[[ RECORDS FOR PROCESSING, beginning ]]

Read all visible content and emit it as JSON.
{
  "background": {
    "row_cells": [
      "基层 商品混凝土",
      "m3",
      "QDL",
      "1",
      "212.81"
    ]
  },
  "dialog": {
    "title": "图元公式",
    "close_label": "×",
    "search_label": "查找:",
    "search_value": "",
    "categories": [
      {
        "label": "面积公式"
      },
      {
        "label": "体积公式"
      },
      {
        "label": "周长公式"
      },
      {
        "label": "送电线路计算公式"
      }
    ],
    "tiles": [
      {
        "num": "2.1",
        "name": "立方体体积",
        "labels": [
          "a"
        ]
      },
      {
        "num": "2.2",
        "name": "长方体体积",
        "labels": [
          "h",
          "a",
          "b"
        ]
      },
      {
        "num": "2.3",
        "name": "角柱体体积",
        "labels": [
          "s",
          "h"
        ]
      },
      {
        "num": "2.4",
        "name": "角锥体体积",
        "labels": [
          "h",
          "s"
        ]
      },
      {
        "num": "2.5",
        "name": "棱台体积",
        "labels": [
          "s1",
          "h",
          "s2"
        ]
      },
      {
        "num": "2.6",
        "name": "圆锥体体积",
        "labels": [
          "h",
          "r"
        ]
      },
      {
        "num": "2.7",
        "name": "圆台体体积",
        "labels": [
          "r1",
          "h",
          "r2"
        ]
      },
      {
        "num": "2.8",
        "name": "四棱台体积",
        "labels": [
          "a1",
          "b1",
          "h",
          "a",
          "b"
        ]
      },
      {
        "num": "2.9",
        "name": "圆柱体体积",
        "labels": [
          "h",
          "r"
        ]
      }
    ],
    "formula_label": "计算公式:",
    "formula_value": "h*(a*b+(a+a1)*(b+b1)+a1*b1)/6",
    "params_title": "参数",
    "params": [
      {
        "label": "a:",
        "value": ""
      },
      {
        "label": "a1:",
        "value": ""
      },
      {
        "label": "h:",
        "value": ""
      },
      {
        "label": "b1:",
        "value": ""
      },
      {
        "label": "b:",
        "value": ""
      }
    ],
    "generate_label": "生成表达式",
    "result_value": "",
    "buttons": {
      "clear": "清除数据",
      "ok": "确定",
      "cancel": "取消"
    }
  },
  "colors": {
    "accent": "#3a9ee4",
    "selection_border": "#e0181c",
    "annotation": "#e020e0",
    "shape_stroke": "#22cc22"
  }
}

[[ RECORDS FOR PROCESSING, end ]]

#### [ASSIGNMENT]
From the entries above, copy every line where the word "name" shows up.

#### [TASK RESPONSE]
        "name": "立方体体积",
        "name": "长方体体积",
        "name": "角柱体体积",
        "name": "角锥体体积",
        "name": "棱台体积",
        "name": "圆锥体体积",
        "name": "圆台体体积",
        "name": "四棱台体积",
        "name": "圆柱体体积",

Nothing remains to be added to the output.